Saved entries
——————
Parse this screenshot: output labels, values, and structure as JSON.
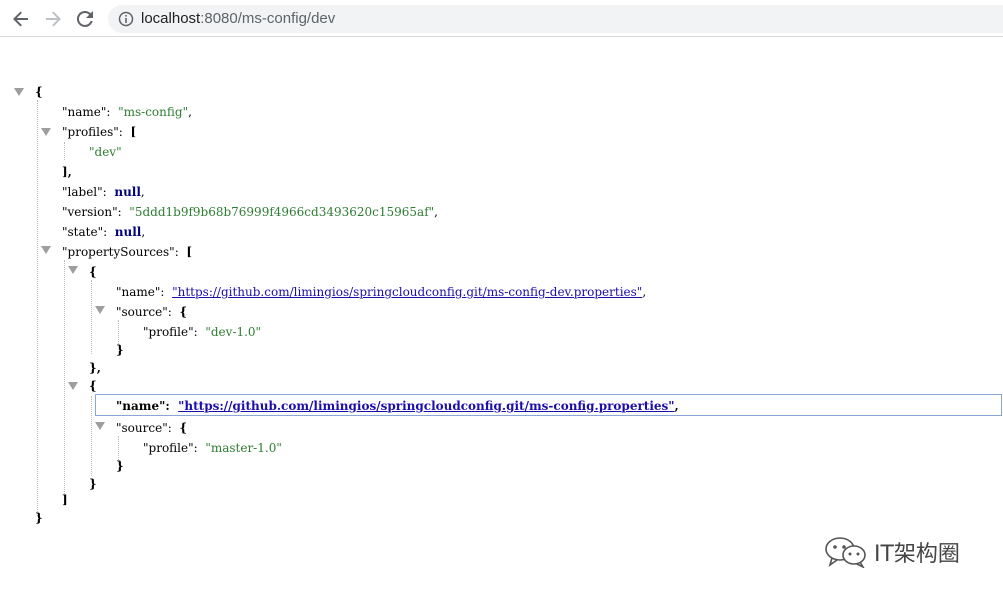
{
  "browser": {
    "url_host": "localhost",
    "url_rest": ":8080/ms-config/dev"
  },
  "json": {
    "open_brace": "{",
    "close_brace": "}",
    "name_key": "\"name\":",
    "name_val": "\"ms-config\"",
    "profiles_key": "\"profiles\":",
    "profiles_open": "[",
    "profile_item": "\"dev\"",
    "profiles_close": "],",
    "label_key": "\"label\":",
    "label_val": "null",
    "version_key": "\"version\":",
    "version_val": "\"5ddd1b9f9b68b76999f4966cd3493620c15965af\"",
    "state_key": "\"state\":",
    "state_val": "null",
    "ps_key": "\"propertySources\":",
    "ps_open": "[",
    "ps_close": "]",
    "sources": [
      {
        "open": "{",
        "name_key": "\"name\":",
        "name_val": "\"https://github.com/limingios/springcloudconfig.git/ms-config-dev.properties\"",
        "source_key": "\"source\":",
        "source_open": "{",
        "profile_key": "\"profile\":",
        "profile_val": "\"dev-1.0\"",
        "source_close": "}",
        "close": "},"
      },
      {
        "open": "{",
        "name_key": "\"name\":",
        "name_val": "\"https://github.com/limingios/springcloudconfig.git/ms-config.properties\"",
        "source_key": "\"source\":",
        "source_open": "{",
        "profile_key": "\"profile\":",
        "profile_val": "\"master-1.0\"",
        "source_close": "}",
        "close": "}"
      }
    ],
    "comma": ","
  },
  "watermark": {
    "text": "IT架构圈",
    "icon": "wechat-icon"
  }
}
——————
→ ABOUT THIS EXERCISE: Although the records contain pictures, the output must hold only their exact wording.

→ SOLVED EXERCISE:
Parse this screenshot: output labels, values, and structure as JSON.
{
  "browser": {
    "url_host": "localhost",
    "url_rest": ":8080/ms-config/dev"
  },
  "json": {
    "open_brace": "{",
    "close_brace": "}",
    "name_key": "\"name\":",
    "name_val": "\"ms-config\"",
    "profiles_key": "\"profiles\":",
    "profiles_open": "[",
    "profile_item": "\"dev\"",
    "profiles_close": "],",
    "label_key": "\"label\":",
    "label_val": "null",
    "version_key": "\"version\":",
    "version_val": "\"5ddd1b9f9b68b76999f4966cd3493620c15965af\"",
    "state_key": "\"state\":",
    "state_val": "null",
    "ps_key": "\"propertySources\":",
    "ps_open": "[",
    "ps_close": "]",
    "sources": [
      {
        "open": "{",
        "name_key": "\"name\":",
        "name_val": "\"https://github.com/limingios/springcloudconfig.git/ms-config-dev.properties\"",
        "source_key": "\"source\":",
        "source_open": "{",
        "profile_key": "\"profile\":",
        "profile_val": "\"dev-1.0\"",
        "source_close": "}",
        "close": "},"
      },
      {
        "open": "{",
        "name_key": "\"name\":",
        "name_val": "\"https://github.com/limingios/springcloudconfig.git/ms-config.properties\"",
        "source_key": "\"source\":",
        "source_open": "{",
        "profile_key": "\"profile\":",
        "profile_val": "\"master-1.0\"",
        "source_close": "}",
        "close": "}"
      }
    ],
    "comma": ","
  },
  "watermark": {
    "text": "IT架构圈",
    "icon": "wechat-icon"
  }
}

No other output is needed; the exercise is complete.